Don't Let Hypothermia Sneak Up This Winter
by Christina Krieger
It is no secret that when it comes to weather, from the hot and humid summers to the cold and windy winters, North Dakota experiences the extremes. Not only do North Dakotans tolerate these temperatures, they even venture outside during them – especially in this area, where Theodore Roosevelt National Park and other beautiful sights are so near.
Even with the constant changes in outdoor temperatures, the human body has an incredible ability to maintain a core temperature of about 98.6 degrees Fahrenheit. When this balance is disrupted, problems start. With winter being a significant portion of the year in North Dakota, it is crucial to understand hypothermia.
Hypothermia occurs when the body loses more heat than it can produce. Hypothermia's three early signs are uncontrolled shivering, skin changes, and frequent urination. Uncontrolled shivering comes from many small muscle movements, which generate extra heat for the body. The skin becomes pale and cold when the surface blood vessels constrict, shunting blood to deeper, more vital organs. As this shunted blood is being filtered by the kidneys faster, more frequent urination occurs.
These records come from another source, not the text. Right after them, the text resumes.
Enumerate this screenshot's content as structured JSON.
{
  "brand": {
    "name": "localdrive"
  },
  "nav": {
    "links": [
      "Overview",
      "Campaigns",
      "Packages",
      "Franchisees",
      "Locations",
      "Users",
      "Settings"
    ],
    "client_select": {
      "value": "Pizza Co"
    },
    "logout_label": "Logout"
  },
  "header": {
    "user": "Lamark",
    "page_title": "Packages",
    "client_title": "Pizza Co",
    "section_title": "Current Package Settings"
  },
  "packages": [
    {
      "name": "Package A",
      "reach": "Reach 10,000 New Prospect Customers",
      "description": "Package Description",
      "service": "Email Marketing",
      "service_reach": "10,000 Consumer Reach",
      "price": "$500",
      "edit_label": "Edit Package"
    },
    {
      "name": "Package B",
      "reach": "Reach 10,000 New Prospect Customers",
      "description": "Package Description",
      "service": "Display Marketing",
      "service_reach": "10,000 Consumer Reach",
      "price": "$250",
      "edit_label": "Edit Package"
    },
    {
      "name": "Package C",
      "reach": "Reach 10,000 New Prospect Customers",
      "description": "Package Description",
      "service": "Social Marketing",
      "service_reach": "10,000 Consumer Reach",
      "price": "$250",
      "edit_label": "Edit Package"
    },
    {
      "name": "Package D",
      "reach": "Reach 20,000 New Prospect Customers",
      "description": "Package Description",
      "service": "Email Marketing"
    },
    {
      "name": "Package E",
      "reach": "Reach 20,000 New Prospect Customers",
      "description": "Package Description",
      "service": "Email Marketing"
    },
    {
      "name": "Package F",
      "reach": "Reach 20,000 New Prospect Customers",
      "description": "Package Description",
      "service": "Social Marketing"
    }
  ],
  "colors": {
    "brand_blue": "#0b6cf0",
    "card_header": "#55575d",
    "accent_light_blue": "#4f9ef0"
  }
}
Next come the brain symptoms: confusion, unsteadiness, disorientation, and drowsiness. These symptoms mean the individual experiencing hypothermia may not even realize what is happening. Other signs include increased pulse and faster breathing. As hypothermia gets more severe, pulse and breathing begin to slow while confusion and exhaustion intensify.
Several things can make an important difference in the prevention of hypothermia. First, day-to-day, be aware of the weather, wear plenty of layers of clothing, and keep some sort of winter survival kit in vehicles. Second, when going on an outdoor adventure like hiking or hunting, be sure to have the proper gear, stay hydrated, cover all parts of the body, and wear several layers of loose clothing.
Hypothermia is a medical emergency. In rural areas of North Dakota, medical help may be delayed and it’s important to be familiar with some life-saving measures while waiting for medical help to arrive. Remove the person from the cold, wet, or windy weather if possible. Next, remove wet clothes wrap the individual in warm, dry clothing or blankets. Make sure to cover their head and neck to avoid heat loss from those areas. Providing a warm drink can also help, but avoid alcoholic drinks.
In cases of severe hypothermia, the individual might seem to not be breathing or have a pulse. Call 911 and perform CPR, even if they appear to be dead. There have been several cases where individuals were so profoundly hypothermic, that they appeared dead. After warming and medical intervention, however, they made a full recovery. This is why there is a saying, “nobody is dead until they are warm and dead.”
Although not common, deaths from hypothermia do happen in North Dakota. One study found that of all cold-related deaths, many more occur on the “moderately cold” days rather than the “extremely cold” ones. Death rates from hypothermia also increase steadily with age, with the highest rates being in those aged 85 and older. When comparing urban to rural areas, the death rates in rural areas were higher – almost double – in every age group. This is significant, considering that the vast majority of North Dakota is rural.
In a place like North Dakota, where the seasons are always changing and the people are adventurous, it is essential to realize the importance of being prepared for weather of all sorts, particularly on those cold, wet, and windy days. Keep exploring the great outdoors and be sure to double check the weather radar and pack a few extra layers, just to be safe.
About the Author
Christina Krieger is a third-year medical student at the University of North Dakota School of Medicine & Health Sciences. She was selected as the Dickinson participant for the school's ROME program, or Rural Opportunities in Medical Education. Because the program includes teaching student doctors about the importance of rural newspapers in delivering health information, she has written this column for her ROME community. The information is not for diagnosis or treatment and should not be used in place of previous medical advice provided by a licensed practitioner.